#### WHAT YOU NEED TO DO
Your answer should consist of each line from the data below that contains "placeholder".

- - - - -

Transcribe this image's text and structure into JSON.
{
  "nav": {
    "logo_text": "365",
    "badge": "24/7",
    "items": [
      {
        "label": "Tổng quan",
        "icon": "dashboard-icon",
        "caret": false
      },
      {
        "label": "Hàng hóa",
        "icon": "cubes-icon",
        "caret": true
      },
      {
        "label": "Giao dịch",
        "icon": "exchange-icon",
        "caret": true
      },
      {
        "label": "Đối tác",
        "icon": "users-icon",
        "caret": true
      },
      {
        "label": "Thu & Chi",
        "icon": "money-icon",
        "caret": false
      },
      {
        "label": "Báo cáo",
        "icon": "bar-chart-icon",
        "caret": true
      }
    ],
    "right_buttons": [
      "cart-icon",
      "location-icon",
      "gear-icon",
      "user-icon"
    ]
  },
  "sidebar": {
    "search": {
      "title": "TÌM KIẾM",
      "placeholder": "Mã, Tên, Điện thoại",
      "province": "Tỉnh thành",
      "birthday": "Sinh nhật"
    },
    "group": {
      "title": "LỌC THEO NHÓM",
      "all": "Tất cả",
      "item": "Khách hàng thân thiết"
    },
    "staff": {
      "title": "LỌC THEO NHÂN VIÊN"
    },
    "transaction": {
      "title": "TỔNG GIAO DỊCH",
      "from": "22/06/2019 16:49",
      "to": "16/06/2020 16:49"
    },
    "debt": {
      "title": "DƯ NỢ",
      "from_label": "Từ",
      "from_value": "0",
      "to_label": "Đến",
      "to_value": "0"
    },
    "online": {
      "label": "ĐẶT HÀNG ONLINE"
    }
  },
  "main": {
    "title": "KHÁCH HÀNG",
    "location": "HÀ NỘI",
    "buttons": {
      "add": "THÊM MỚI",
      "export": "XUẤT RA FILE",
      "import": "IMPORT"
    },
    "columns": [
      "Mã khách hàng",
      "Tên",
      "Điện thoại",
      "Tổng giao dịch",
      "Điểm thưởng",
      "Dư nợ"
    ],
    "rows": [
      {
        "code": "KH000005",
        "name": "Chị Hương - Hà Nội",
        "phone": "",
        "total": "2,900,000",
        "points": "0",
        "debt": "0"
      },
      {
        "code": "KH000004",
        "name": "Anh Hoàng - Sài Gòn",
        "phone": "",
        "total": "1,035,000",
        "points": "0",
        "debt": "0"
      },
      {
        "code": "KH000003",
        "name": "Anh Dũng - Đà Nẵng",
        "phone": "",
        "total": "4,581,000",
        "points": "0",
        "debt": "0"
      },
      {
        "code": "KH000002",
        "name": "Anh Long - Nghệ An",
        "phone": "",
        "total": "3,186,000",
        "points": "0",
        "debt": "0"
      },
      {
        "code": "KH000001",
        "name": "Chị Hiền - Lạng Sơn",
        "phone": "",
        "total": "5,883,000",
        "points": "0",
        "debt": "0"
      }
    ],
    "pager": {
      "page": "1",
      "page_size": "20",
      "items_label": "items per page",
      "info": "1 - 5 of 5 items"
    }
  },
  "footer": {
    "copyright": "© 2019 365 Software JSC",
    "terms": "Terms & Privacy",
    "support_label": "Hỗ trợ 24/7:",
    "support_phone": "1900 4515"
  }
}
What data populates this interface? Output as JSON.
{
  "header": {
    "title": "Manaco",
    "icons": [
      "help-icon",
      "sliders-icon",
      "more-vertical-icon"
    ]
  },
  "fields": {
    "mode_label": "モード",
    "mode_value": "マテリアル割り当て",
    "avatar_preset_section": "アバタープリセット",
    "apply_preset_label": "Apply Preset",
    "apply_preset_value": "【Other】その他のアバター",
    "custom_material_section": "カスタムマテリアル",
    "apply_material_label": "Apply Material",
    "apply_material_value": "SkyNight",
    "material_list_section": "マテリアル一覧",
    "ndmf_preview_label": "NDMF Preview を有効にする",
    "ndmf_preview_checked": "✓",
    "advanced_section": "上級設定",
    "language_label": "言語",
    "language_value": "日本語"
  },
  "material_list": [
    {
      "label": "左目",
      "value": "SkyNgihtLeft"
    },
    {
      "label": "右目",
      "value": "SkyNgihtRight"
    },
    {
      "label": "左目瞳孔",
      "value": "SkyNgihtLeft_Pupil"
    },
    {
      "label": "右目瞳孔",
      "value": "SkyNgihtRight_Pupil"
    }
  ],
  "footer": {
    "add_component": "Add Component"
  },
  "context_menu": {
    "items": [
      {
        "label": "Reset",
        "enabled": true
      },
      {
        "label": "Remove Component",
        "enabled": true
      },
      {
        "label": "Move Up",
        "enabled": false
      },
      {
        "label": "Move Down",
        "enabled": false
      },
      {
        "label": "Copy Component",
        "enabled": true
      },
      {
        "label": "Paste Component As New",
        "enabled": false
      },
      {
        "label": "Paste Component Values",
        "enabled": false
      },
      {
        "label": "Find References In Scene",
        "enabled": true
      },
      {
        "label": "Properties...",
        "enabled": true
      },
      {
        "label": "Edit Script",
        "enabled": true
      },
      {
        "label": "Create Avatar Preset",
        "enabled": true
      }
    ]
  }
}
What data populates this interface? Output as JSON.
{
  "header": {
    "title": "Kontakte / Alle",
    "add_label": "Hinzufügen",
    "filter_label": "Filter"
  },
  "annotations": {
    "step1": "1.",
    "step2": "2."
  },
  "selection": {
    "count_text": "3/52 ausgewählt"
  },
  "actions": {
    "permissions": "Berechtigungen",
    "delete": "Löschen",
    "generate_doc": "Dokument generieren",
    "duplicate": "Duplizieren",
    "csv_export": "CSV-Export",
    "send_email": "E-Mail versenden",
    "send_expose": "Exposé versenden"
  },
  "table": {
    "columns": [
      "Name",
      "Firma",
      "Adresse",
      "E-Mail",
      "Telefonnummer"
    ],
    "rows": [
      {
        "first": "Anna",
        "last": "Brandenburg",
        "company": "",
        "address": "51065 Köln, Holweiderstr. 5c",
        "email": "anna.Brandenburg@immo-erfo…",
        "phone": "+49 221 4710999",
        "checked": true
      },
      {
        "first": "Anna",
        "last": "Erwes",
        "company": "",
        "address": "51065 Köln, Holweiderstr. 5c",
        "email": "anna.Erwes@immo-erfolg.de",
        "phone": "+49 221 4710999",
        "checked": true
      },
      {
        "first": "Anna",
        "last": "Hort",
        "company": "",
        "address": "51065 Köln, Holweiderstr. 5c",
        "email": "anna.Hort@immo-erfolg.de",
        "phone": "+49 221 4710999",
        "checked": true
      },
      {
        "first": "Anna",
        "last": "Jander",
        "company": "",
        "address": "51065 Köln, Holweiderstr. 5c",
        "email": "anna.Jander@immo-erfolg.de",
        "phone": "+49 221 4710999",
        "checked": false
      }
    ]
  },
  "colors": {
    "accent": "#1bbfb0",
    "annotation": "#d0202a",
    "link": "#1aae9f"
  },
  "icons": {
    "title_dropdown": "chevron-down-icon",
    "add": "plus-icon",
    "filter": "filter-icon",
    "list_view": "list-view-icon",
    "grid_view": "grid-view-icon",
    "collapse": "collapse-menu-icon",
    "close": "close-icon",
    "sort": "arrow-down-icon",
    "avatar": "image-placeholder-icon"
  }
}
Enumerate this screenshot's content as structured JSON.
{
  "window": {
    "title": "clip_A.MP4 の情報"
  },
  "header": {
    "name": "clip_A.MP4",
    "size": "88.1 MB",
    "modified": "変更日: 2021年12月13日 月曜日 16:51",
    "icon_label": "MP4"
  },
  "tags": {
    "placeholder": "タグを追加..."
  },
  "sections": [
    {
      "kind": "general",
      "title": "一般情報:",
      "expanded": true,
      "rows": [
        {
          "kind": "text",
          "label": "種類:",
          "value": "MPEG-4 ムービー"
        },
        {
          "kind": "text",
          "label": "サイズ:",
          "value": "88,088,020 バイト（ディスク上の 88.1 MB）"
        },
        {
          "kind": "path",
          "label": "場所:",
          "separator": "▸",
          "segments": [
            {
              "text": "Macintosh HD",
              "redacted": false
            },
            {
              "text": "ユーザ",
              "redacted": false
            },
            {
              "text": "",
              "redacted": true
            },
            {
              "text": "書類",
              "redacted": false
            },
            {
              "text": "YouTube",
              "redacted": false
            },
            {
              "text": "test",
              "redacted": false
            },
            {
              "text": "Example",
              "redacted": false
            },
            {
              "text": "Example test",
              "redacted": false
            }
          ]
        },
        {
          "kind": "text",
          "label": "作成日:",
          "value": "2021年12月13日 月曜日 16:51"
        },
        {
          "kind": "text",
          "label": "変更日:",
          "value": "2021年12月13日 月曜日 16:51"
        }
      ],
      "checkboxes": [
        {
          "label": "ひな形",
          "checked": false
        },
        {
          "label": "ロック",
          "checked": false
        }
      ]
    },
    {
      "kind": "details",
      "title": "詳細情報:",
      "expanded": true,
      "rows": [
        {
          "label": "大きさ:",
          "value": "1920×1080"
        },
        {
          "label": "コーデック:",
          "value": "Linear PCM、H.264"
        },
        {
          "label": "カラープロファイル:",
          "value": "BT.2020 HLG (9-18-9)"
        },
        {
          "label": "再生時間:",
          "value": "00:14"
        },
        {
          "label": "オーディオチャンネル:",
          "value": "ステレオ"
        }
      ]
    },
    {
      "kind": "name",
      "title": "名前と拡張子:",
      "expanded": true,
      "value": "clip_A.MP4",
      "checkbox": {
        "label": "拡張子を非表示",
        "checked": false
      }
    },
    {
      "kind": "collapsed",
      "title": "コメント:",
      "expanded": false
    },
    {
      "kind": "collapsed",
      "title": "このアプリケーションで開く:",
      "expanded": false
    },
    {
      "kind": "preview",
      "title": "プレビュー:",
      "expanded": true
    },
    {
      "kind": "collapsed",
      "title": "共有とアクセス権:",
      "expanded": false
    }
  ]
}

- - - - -

#### SOLUTION TO THE EXERCISE
      "placeholder": "Mã, Tên, Điện thoại",
    "avatar": "image-placeholder-icon"
    "placeholder": "タグを追加..."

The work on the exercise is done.